As part of the implementation of the Dodd-Frank Act, the SEC is to issue a rule that requires every listed company to develop and adopt compensation clawback policies.
Although the final rule has not been written yet, Rep. Barney Frank, D-Massachusetts, has written legislation that attempts to protect the spirit of that part of the Dodd-Frank corporate governance reform measure and a similar measure in the Sarbanes-Oxley Act. Both allow companies to recoup compensation from executives when there is an accounting restatement. Dodd-Frank expands the ability to clawback compensation for restatements, even if fraud has not been committed.
The Executive Compensation Clawback Full Enforcement Act of 2012, which was co-sponsored by Democrats Henry Waxman of California and Collin Peterson of Minnesota, would require any officer, director, or employee of a financial firm who is required to repay previously earned compensation or to pay a civil penalty to be personally liable for the amounts owed. These individuals and their employers would be prevented from using insurance or other forms of hedging to protect their personal assets.
As of June 21, the fate of the bill, which was referred to the House Committee on Financial Services, is unknown.
Say on pay votes slightly ahead of 2011
In the second year of executive compensation advisory votes (say on pay), we are seeing more communication between companies and shareholders through the level of disclosures and frequency of investor meetings.
In some cases, companies have changed their compensation plans to reflect concerns about pay for performance.

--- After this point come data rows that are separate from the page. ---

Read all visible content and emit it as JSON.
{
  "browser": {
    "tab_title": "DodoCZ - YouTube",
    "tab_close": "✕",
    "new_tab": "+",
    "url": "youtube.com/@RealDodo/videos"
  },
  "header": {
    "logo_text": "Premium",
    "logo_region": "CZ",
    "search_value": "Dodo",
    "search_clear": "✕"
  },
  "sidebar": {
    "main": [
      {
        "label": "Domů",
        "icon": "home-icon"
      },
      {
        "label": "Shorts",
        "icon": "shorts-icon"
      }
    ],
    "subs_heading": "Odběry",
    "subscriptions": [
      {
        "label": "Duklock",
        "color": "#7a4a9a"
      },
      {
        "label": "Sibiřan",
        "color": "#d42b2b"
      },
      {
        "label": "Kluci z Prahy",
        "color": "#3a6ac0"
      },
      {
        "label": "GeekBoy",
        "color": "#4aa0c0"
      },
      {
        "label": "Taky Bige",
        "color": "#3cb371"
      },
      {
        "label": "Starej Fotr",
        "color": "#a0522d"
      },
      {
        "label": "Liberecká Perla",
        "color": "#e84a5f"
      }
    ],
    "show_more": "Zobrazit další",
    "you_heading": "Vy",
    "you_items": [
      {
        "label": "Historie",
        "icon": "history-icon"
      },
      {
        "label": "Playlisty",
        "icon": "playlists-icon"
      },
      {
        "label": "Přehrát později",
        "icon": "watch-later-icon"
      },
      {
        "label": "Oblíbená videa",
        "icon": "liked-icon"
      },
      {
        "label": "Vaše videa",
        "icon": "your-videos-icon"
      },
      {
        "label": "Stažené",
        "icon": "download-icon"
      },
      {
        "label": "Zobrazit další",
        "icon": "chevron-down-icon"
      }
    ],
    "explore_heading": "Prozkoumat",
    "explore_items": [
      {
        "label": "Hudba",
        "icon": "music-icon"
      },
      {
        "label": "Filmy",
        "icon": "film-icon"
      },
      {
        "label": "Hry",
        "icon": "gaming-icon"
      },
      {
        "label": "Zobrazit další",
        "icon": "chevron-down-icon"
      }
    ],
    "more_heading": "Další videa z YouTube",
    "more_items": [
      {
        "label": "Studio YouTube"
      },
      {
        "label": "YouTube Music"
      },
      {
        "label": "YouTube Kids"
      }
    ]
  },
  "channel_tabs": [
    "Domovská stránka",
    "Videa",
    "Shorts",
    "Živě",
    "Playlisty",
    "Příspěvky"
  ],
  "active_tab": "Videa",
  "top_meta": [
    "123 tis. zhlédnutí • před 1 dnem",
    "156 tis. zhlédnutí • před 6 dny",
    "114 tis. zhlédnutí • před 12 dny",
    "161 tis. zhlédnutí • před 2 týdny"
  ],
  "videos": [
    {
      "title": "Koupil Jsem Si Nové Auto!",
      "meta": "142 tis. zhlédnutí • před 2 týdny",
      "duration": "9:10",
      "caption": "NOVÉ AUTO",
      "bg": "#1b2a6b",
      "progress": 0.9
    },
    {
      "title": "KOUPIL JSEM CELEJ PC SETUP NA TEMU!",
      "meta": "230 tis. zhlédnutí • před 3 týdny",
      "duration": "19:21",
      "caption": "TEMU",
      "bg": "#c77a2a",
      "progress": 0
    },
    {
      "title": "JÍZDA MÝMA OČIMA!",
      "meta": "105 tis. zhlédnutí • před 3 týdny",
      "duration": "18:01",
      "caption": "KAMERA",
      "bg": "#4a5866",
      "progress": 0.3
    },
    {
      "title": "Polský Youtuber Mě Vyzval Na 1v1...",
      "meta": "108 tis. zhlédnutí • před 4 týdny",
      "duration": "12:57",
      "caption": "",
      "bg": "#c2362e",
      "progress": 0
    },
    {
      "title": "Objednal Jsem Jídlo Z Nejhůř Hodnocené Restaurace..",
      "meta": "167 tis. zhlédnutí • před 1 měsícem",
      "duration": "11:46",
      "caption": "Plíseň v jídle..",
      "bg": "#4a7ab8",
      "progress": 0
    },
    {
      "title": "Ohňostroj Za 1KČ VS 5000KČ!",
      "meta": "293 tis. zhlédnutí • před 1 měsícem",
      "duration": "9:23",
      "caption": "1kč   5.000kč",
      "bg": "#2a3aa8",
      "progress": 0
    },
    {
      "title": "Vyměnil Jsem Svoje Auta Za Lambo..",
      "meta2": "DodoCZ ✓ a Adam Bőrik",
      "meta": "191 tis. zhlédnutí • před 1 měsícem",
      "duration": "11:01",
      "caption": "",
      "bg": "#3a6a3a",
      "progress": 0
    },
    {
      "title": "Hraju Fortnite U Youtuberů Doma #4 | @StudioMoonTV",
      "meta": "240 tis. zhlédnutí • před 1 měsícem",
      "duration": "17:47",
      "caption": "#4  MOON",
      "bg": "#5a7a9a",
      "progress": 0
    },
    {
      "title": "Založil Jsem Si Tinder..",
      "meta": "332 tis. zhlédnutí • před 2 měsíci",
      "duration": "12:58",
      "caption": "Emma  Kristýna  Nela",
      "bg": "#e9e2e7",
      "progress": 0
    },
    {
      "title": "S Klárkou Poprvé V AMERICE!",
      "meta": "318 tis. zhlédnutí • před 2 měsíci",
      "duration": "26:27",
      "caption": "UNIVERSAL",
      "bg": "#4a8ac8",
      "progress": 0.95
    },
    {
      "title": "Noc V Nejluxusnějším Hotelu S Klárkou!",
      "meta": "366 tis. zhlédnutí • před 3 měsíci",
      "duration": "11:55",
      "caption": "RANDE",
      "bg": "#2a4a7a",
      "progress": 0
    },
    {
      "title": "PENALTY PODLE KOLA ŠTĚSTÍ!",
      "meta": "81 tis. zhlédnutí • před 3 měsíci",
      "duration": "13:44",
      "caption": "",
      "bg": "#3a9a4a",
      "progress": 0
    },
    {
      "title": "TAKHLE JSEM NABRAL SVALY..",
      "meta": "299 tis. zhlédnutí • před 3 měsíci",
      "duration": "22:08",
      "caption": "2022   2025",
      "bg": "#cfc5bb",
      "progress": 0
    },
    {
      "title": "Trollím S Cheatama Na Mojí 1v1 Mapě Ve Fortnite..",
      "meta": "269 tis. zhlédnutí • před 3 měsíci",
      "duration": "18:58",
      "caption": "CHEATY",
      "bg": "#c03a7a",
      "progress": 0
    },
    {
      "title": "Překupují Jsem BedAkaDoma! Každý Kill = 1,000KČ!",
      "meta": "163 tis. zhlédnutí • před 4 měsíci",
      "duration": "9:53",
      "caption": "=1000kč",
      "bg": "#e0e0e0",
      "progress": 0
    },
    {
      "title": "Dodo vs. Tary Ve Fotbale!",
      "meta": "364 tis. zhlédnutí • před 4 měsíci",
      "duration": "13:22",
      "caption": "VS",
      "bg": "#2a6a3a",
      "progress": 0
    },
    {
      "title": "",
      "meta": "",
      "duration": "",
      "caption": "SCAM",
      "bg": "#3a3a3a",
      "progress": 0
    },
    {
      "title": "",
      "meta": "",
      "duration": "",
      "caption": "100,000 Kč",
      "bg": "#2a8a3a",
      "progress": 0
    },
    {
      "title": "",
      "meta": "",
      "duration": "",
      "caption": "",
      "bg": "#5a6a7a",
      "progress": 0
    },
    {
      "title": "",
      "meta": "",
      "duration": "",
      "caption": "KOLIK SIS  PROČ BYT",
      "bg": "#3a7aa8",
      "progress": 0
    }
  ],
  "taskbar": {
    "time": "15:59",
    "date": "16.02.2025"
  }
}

"Both investors and corporations are paying more attention to the shareholder say on pay vote this year," said Michael Melbinger, a partner and blogger at Winston & Strawn. "Nearly all corporations are taking two steps this year: reaching out to shareholders in one way or another and taking greater care in drafting their shareholder say on pay resolutions and compensation disclosures."
At the same time, early figures from the 2012 proxy season show smaller companies (those with a market capitalization of less than $2 billion) and health care companies had the largest number of negative say on pay votes, according to compensation consultant Steven Hall & Partners. However, more than 70% of the companies approved their executive compensation plans with approval rates greater than 90%.
As of June 18, nearly 3% of companies with a market capitalization of less than $2 billion failed their votes compared to nearly 1.6% of those companies with a market capitalization of more than $2 billion, according to Steven Hall & Partners. Health care firms had the most negative say on pay votes with 15.
Overall, 50 of 2,067 companies that have held say on pay votes this year reported negative votes for a 2.4% failure rate, according to June 18 data from Steven Hall & Partners. That is slightly more than 2011, when 38 companies had negative votes.
What directors should know about the JOBS Act
While a broad array of key stakeholders in the business and policy world strongly support objectives of the newly enacted Jumpstart Our Business Startups (JOBS) Act, some have expressed concern about a perceived easing of protections for investors, as well as the potential for fraud.
In order to encourage companies to complete an equity initial public offering (IPO), the JOBS Act created a so-called "IPO onramp" for emerging growth companies (EGC). To qualify for the new EGC category, a business must have less than $1 billion in annual revenue and must have priced its IPO no earlier than December 9, 2011. The Act also increases to 2,000 from 500 the number of shareholders companies can have without also having to publicly disclose certain financial information.
Companies are eligible as an EGC for up to five years after their IPO before they have to follow the SEC rules that apply to publicly traded companies.
Under the JOBS Act, EGCs:
Have a temporary five-year exemption from the audit requirement of Sarbanes-Oxley Section 404 (b), which requires external auditor attestation regarding the company's internal controls over financial reporting (note: the temporary exemption does not apply to the Sarbanes-Oxley internal control management reporting requirements)
May submit two years of historical audited financial results in their IPO prospectus, compared to the requirement of three years for non-EGCs
Can make reduced disclosures about executive compensation
Can use the same timeframe as private companies when adopting any new or revised accounting standard (after April 5, 2012)